**Description of the task**
Without skipping anything, write out each record below exactly.
------ Task material
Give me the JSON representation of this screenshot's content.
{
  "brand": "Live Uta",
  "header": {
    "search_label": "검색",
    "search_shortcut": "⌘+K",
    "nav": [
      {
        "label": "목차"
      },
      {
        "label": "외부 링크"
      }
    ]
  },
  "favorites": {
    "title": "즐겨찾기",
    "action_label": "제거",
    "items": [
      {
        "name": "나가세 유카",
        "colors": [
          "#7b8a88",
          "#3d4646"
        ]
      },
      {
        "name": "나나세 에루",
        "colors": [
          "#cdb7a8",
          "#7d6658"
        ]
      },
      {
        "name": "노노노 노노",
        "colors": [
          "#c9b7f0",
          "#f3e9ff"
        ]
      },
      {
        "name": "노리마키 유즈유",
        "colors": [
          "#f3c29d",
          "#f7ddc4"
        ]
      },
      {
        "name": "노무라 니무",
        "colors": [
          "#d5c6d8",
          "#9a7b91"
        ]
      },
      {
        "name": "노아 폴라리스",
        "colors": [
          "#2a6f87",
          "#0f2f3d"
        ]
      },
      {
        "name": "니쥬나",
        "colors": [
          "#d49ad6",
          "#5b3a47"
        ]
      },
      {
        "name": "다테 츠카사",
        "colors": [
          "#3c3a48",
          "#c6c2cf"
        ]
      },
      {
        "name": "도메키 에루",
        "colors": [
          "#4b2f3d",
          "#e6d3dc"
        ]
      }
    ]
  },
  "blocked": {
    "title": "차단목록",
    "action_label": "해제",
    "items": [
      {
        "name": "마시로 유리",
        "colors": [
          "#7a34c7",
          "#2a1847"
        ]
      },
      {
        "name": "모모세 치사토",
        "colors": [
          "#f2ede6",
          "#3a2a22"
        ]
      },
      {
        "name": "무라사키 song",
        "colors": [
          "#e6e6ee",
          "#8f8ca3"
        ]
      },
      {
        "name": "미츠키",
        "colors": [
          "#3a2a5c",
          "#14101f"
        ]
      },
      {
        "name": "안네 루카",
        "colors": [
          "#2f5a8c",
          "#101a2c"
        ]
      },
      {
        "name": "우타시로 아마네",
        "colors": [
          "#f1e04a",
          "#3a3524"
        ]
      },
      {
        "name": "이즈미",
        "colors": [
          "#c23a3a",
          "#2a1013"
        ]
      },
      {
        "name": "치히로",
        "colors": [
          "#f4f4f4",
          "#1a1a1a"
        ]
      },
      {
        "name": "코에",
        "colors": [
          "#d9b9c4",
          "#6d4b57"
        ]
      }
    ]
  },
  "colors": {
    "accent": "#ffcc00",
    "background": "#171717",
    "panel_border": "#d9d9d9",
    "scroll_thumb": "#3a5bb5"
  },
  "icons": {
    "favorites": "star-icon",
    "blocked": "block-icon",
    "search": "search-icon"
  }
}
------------
**Written solution**
Give me the JSON representation of this screenshot's content.
{
  "brand": "Live Uta",
  "header": {
    "search_label": "검색",
    "search_shortcut": "⌘+K",
    "nav": [
      {
        "label": "목차"
      },
      {
        "label": "외부 링크"
      }
    ]
  },
  "favorites": {
    "title": "즐겨찾기",
    "action_label": "제거",
    "items": [
      {
        "name": "나가세 유카",
        "colors": [
          "#7b8a88",
          "#3d4646"
        ]
      },
      {
        "name": "나나세 에루",
        "colors": [
          "#cdb7a8",
          "#7d6658"
        ]
      },
      {
        "name": "노노노 노노",
        "colors": [
          "#c9b7f0",
          "#f3e9ff"
        ]
      },
      {
        "name": "노리마키 유즈유",
        "colors": [
          "#f3c29d",
          "#f7ddc4"
        ]
      },
      {
        "name": "노무라 니무",
        "colors": [
          "#d5c6d8",
          "#9a7b91"
        ]
      },
      {
        "name": "노아 폴라리스",
        "colors": [
          "#2a6f87",
          "#0f2f3d"
        ]
      },
      {
        "name": "니쥬나",
        "colors": [
          "#d49ad6",
          "#5b3a47"
        ]
      },
      {
        "name": "다테 츠카사",
        "colors": [
          "#3c3a48",
          "#c6c2cf"
        ]
      },
      {
        "name": "도메키 에루",
        "colors": [
          "#4b2f3d",
          "#e6d3dc"
        ]
      }
    ]
  },
  "blocked": {
    "title": "차단목록",
    "action_label": "해제",
    "items": [
      {
        "name": "마시로 유리",
        "colors": [
          "#7a34c7",
          "#2a1847"
        ]
      },
      {
        "name": "모모세 치사토",
        "colors": [
          "#f2ede6",
          "#3a2a22"
        ]
      },
      {
        "name": "무라사키 song",
        "colors": [
          "#e6e6ee",
          "#8f8ca3"
        ]
      },
      {
        "name": "미츠키",
        "colors": [
          "#3a2a5c",
          "#14101f"
        ]
      },
      {
        "name": "안네 루카",
        "colors": [
          "#2f5a8c",
          "#101a2c"
        ]
      },
      {
        "name": "우타시로 아마네",
        "colors": [
          "#f1e04a",
          "#3a3524"
        ]
      },
      {
        "name": "이즈미",
        "colors": [
          "#c23a3a",
          "#2a1013"
        ]
      },
      {
        "name": "치히로",
        "colors": [
          "#f4f4f4",
          "#1a1a1a"
        ]
      },
      {
        "name": "코에",
        "colors": [
          "#d9b9c4",
          "#6d4b57"
        ]
      }
    ]
  },
  "colors": {
    "accent": "#ffcc00",
    "background": "#171717",
    "panel_border": "#d9d9d9",
    "scroll_thumb": "#3a5bb5"
  },
  "icons": {
    "favorites": "star-icon",
    "blocked": "block-icon",
    "search": "search-icon"
  }
}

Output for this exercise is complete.